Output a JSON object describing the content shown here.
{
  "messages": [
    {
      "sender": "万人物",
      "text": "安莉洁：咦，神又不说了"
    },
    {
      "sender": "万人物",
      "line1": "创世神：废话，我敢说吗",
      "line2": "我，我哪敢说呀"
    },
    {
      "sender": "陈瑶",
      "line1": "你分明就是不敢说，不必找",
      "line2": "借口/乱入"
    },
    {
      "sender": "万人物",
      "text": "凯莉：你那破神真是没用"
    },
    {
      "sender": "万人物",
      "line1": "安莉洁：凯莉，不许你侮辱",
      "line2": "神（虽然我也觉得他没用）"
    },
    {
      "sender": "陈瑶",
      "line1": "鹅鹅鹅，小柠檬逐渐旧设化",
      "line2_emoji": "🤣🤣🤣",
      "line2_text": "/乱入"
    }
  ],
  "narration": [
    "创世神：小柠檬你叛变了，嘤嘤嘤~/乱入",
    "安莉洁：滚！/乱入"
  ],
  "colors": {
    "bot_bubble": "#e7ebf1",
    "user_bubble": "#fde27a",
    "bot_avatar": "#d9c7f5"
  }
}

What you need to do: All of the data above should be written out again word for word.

Task result:
Output a JSON object describing the content shown here.
{
  "messages": [
    {
      "sender": "万人物",
      "text": "安莉洁：咦，神又不说了"
    },
    {
      "sender": "万人物",
      "line1": "创世神：废话，我敢说吗",
      "line2": "我，我哪敢说呀"
    },
    {
      "sender": "陈瑶",
      "line1": "你分明就是不敢说，不必找",
      "line2": "借口/乱入"
    },
    {
      "sender": "万人物",
      "text": "凯莉：你那破神真是没用"
    },
    {
      "sender": "万人物",
      "line1": "安莉洁：凯莉，不许你侮辱",
      "line2": "神（虽然我也觉得他没用）"
    },
    {
      "sender": "陈瑶",
      "line1": "鹅鹅鹅，小柠檬逐渐旧设化",
      "line2_emoji": "🤣🤣🤣",
      "line2_text": "/乱入"
    }
  ],
  "narration": [
    "创世神：小柠檬你叛变了，嘤嘤嘤~/乱入",
    "安莉洁：滚！/乱入"
  ],
  "colors": {
    "bot_bubble": "#e7ebf1",
    "user_bubble": "#fde27a",
    "bot_avatar": "#d9c7f5"
  }
}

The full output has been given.